        Then again the DMCAr if it would ever pass through congress would do that.

        However your article is poorly written becuase it misses the #1 point. The Apple DRM allows you to burn your playlist to an un-DRMed format (A CD). This can thus be used to make MP3's or any other file without DRM. The DRM does nothing to prevent piracy and claiming that it does is a farce.

        The only reason I can see for the Apple DRM at all is that it would prevent a technically inept user from burning to a CD then producing [insert fav file format], thus locking the user in. It does nothing to stop piracy.
        Edward Meyers
        • But all of the materials ...

          ... currently protected in DCMA have always been protected under copyright law -- including 'fair use'.

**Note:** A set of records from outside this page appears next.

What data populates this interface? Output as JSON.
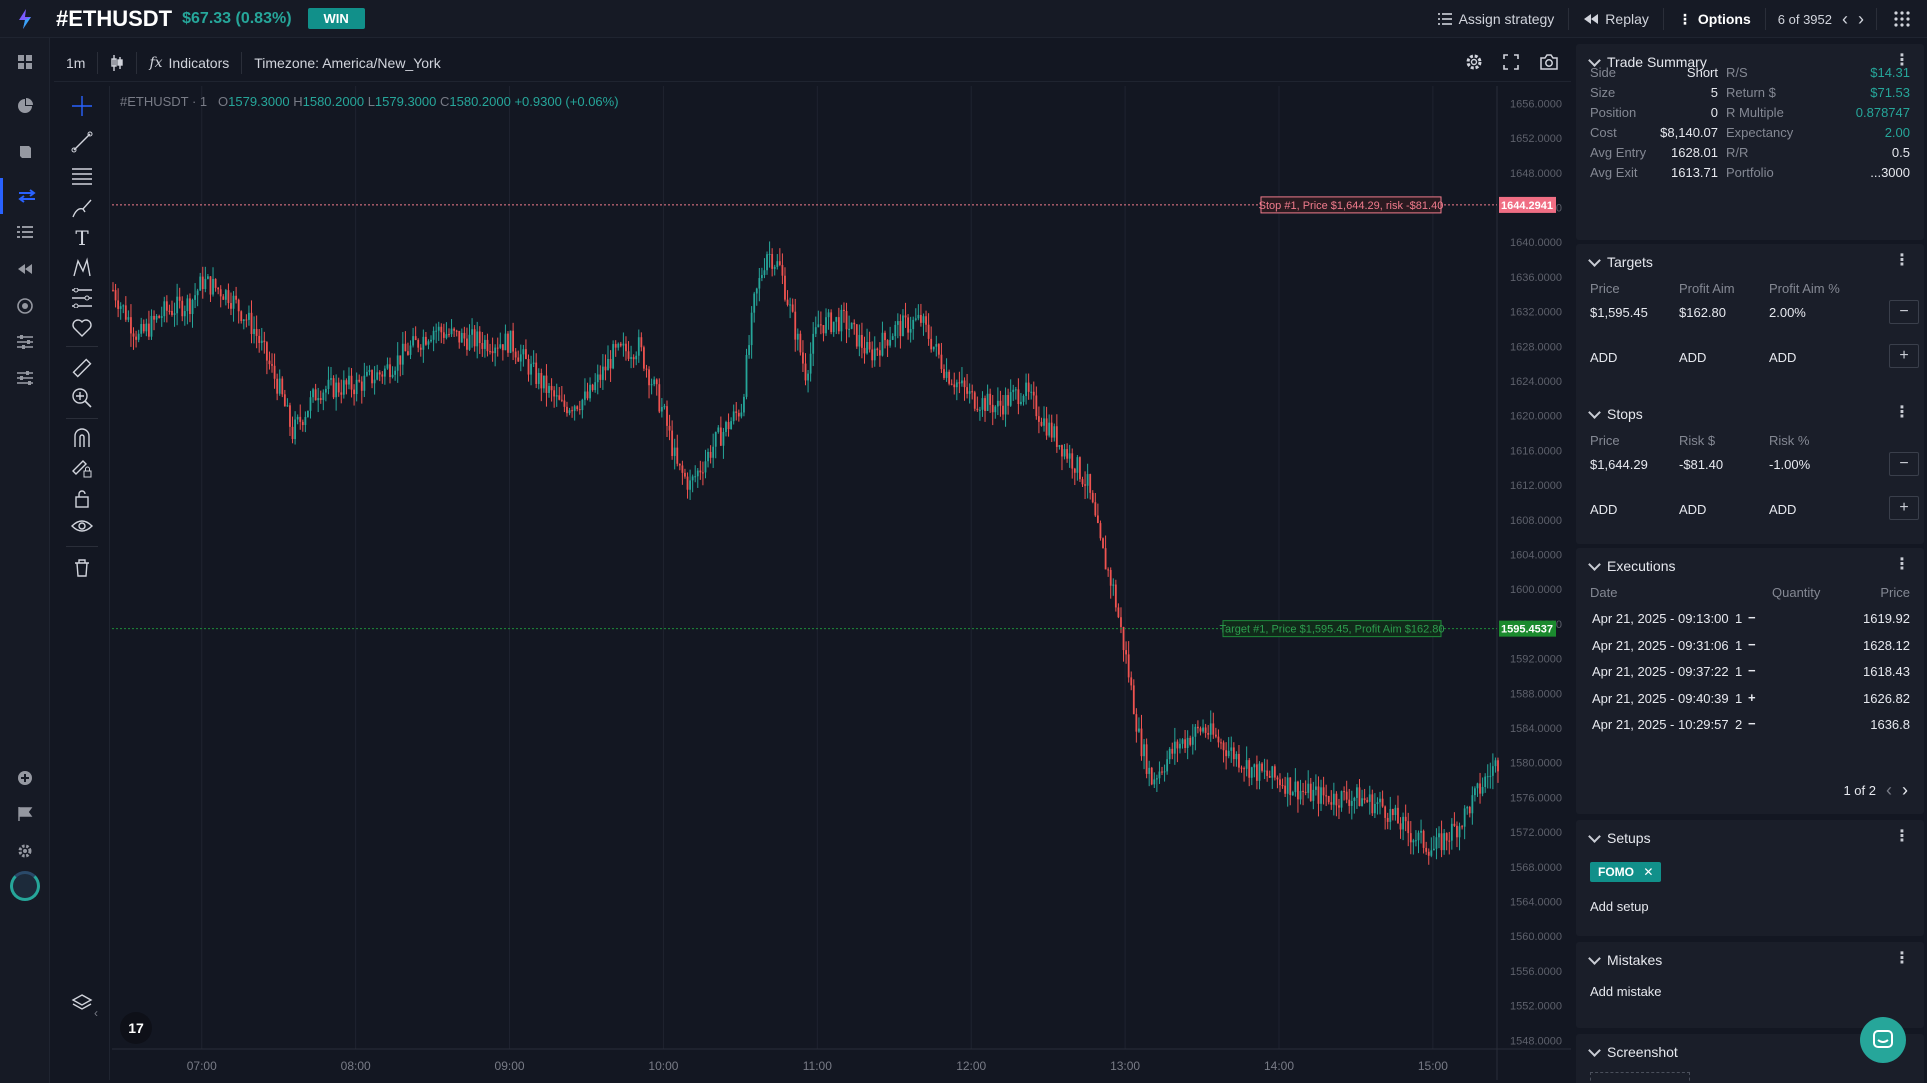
{
  "header": {
    "symbol": "#ETHUSDT",
    "change": "$67.33 (0.83%)",
    "status_badge": "WIN",
    "assign_strategy": "Assign strategy",
    "replay": "Replay",
    "options": "Options",
    "pager": "6 of 3952"
  },
  "chart_toolbar": {
    "interval": "1m",
    "indicators": "Indicators",
    "timezone": "Timezone: America/New_York"
  },
  "legend": {
    "symbol": "#ETHUSDT · 1",
    "o_label": "O",
    "o": "1579.3000",
    "h_label": "H",
    "h": "1580.2000",
    "l_label": "L",
    "l": "1579.3000",
    "c_label": "C",
    "c": "1580.2000",
    "change": "+0.9300 (+0.06%)"
  },
  "chart_data": {
    "type": "candlestick",
    "x_ticks": [
      "07:00",
      "08:00",
      "09:00",
      "10:00",
      "11:00",
      "12:00",
      "13:00",
      "14:00",
      "15:00"
    ],
    "y_ticks": [
      "1656.0000",
      "1652.0000",
      "1648.0000",
      "1644.0000",
      "1640.0000",
      "1636.0000",
      "1632.0000",
      "1628.0000",
      "1624.0000",
      "1620.0000",
      "1616.0000",
      "1612.0000",
      "1608.0000",
      "1604.0000",
      "1600.0000",
      "1596.0000",
      "1592.0000",
      "1588.0000",
      "1584.0000",
      "1580.0000",
      "1576.0000",
      "1572.0000",
      "1568.0000",
      "1564.0000",
      "1560.0000",
      "1556.0000",
      "1552.0000",
      "1548.0000"
    ],
    "y_values": [
      1656,
      1652,
      1648,
      1644,
      1640,
      1636,
      1632,
      1628,
      1624,
      1620,
      1616,
      1612,
      1608,
      1604,
      1600,
      1596,
      1592,
      1588,
      1584,
      1580,
      1576,
      1572,
      1568,
      1564,
      1560,
      1556,
      1552,
      1548
    ],
    "x_range": [
      "06:25",
      "15:25"
    ],
    "ylim": [
      1547,
      1658
    ],
    "price_path": [
      [
        "06:25",
        1634.5
      ],
      [
        "06:35",
        1629
      ],
      [
        "06:45",
        1632
      ],
      [
        "06:55",
        1633
      ],
      [
        "07:00",
        1635.5
      ],
      [
        "07:10",
        1634
      ],
      [
        "07:20",
        1630
      ],
      [
        "07:30",
        1623
      ],
      [
        "07:35",
        1618
      ],
      [
        "07:45",
        1623
      ],
      [
        "08:00",
        1623.5
      ],
      [
        "08:10",
        1625
      ],
      [
        "08:20",
        1627.5
      ],
      [
        "08:30",
        1630
      ],
      [
        "08:40",
        1629
      ],
      [
        "08:50",
        1628.5
      ],
      [
        "09:00",
        1628.5
      ],
      [
        "09:10",
        1624.5
      ],
      [
        "09:20",
        1621
      ],
      [
        "09:30",
        1622
      ],
      [
        "09:40",
        1627
      ],
      [
        "09:50",
        1628
      ],
      [
        "10:00",
        1620
      ],
      [
        "10:05",
        1614
      ],
      [
        "10:10",
        1612
      ],
      [
        "10:20",
        1617
      ],
      [
        "10:30",
        1621
      ],
      [
        "10:35",
        1633
      ],
      [
        "10:40",
        1639
      ],
      [
        "10:45",
        1637
      ],
      [
        "10:50",
        1631
      ],
      [
        "10:55",
        1625
      ],
      [
        "11:00",
        1630.5
      ],
      [
        "11:10",
        1631
      ],
      [
        "11:20",
        1627
      ],
      [
        "11:30",
        1630
      ],
      [
        "11:40",
        1631
      ],
      [
        "11:50",
        1625
      ],
      [
        "12:00",
        1622
      ],
      [
        "12:10",
        1621
      ],
      [
        "12:20",
        1623
      ],
      [
        "12:30",
        1618.5
      ],
      [
        "12:40",
        1614.5
      ],
      [
        "12:45",
        1612
      ],
      [
        "12:50",
        1605
      ],
      [
        "12:55",
        1600
      ],
      [
        "13:00",
        1592
      ],
      [
        "13:05",
        1583
      ],
      [
        "13:10",
        1578
      ],
      [
        "13:20",
        1582
      ],
      [
        "13:30",
        1584
      ],
      [
        "13:40",
        1581.5
      ],
      [
        "13:50",
        1579
      ],
      [
        "14:00",
        1578
      ],
      [
        "14:10",
        1576.5
      ],
      [
        "14:20",
        1576
      ],
      [
        "14:30",
        1576
      ],
      [
        "14:40",
        1575
      ],
      [
        "14:50",
        1572
      ],
      [
        "15:00",
        1570
      ],
      [
        "15:10",
        1573
      ],
      [
        "15:20",
        1578
      ],
      [
        "15:25",
        1580.2
      ]
    ],
    "series": [
      {
        "name": "Stop #1",
        "price": 1644.2941,
        "axis_label": "1644.2941",
        "label": "Stop #1, Price $1,644.29, risk -$81.40",
        "color": "#f07b8c"
      },
      {
        "name": "Target #1",
        "price": 1595.4537,
        "axis_label": "1595.4537",
        "label": "Target #1, Price $1,595.45, Profit Aim $162.80",
        "color": "#1e8a3a"
      }
    ],
    "colors": {
      "up": "#26a69a",
      "down": "#ef5350"
    }
  },
  "trade_summary": {
    "title": "Trade Summary",
    "left": [
      {
        "label": "Side",
        "value": "Short"
      },
      {
        "label": "Size",
        "value": "5"
      },
      {
        "label": "Position",
        "value": "0"
      },
      {
        "label": "Cost",
        "value": "$8,140.07"
      },
      {
        "label": "Avg Entry",
        "value": "1628.01"
      },
      {
        "label": "Avg Exit",
        "value": "1613.71"
      }
    ],
    "right": [
      {
        "label": "R/S",
        "value": "$14.31"
      },
      {
        "label": "Return $",
        "value": "$71.53"
      },
      {
        "label": "R Multiple",
        "value": "0.878747"
      },
      {
        "label": "Expectancy",
        "value": "2.00"
      },
      {
        "label": "R/R",
        "value": "0.5"
      },
      {
        "label": "Portfolio",
        "value": "...3000"
      }
    ]
  },
  "targets": {
    "title": "Targets",
    "headers": [
      "Price",
      "Profit Aim",
      "Profit Aim %"
    ],
    "row": [
      "$1,595.45",
      "$162.80",
      "2.00%"
    ],
    "add_labels": [
      "ADD",
      "ADD",
      "ADD"
    ]
  },
  "stops": {
    "title": "Stops",
    "headers": [
      "Price",
      "Risk $",
      "Risk %"
    ],
    "row": [
      "$1,644.29",
      "-$81.40",
      "-1.00%"
    ],
    "add_labels": [
      "ADD",
      "ADD",
      "ADD"
    ]
  },
  "executions": {
    "title": "Executions",
    "headers": [
      "Date",
      "Quantity",
      "Price"
    ],
    "rows": [
      {
        "date": "Apr 21, 2025 - 09:13:00",
        "qty": "1",
        "sign": "−",
        "price": "1619.92"
      },
      {
        "date": "Apr 21, 2025 - 09:31:06",
        "qty": "1",
        "sign": "−",
        "price": "1628.12"
      },
      {
        "date": "Apr 21, 2025 - 09:37:22",
        "qty": "1",
        "sign": "−",
        "price": "1618.43"
      },
      {
        "date": "Apr 21, 2025 - 09:40:39",
        "qty": "1",
        "sign": "+",
        "price": "1626.82"
      },
      {
        "date": "Apr 21, 2025 - 10:29:57",
        "qty": "2",
        "sign": "−",
        "price": "1636.8"
      }
    ],
    "pager": "1 of 2"
  },
  "setups": {
    "title": "Setups",
    "tag": "FOMO",
    "add": "Add setup"
  },
  "mistakes": {
    "title": "Mistakes",
    "add": "Add mistake"
  },
  "screenshot": {
    "title": "Screenshot"
  }
}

          The only component of the DCMA which needs to be 'defanged' is DRM -- for the very reasons you state -- it does not hinder the 'real pirates' -- namely, pirates-for-profit. It does hinder the 'casual priates' (those of us who at one time bought a blank cassette and two LPs and shared copyrighted material with a couple of friends (nowadays, a couple of friends can turn into millions of strangers, thanks to Kazaa and the like -- but what THEY do is not illegal. Go figure.) -- More importantly, DRM hinders geniune licensees from using their copyrighted material on any device they choose.

          David's complaint is not about DRM technology -- it's that DRM is not open source -- but he is barking up the wrong tree.

          Government should not be able to tell Microsoft or Apple that they cannot develop proprietary solutions. David wants to pick on Apple but if it weren't Apple it would be Microsoft. David is not going to change the minds of millions of Apple customers -- who just don't care.

          DRM is part of a slippery slope that began when content providers started scrambling satellite downlinks -- violating the Cmmunications Act of 1934, which declared te airwaves in the public domain.

          DRM is just the latest barrage in the battle for coporatee control of every aspect of our lives. satellite radio is part of the same battle. Two choices -- which are by subscription only instead of dozens of choices in each market all free for the listening. At least iTunes takes your money by the song -- and lets you listen on any Windows or Macintosh computer anywhere in the world without paying them another penny. Like satellite radio, most music services are subscription and they greant you access to your music only as long as you are a subscriber.

          THAT is what we should be upset about. That and DRM -- not whether Apple is a bigger bad guy than Microsoft.
          M Wagner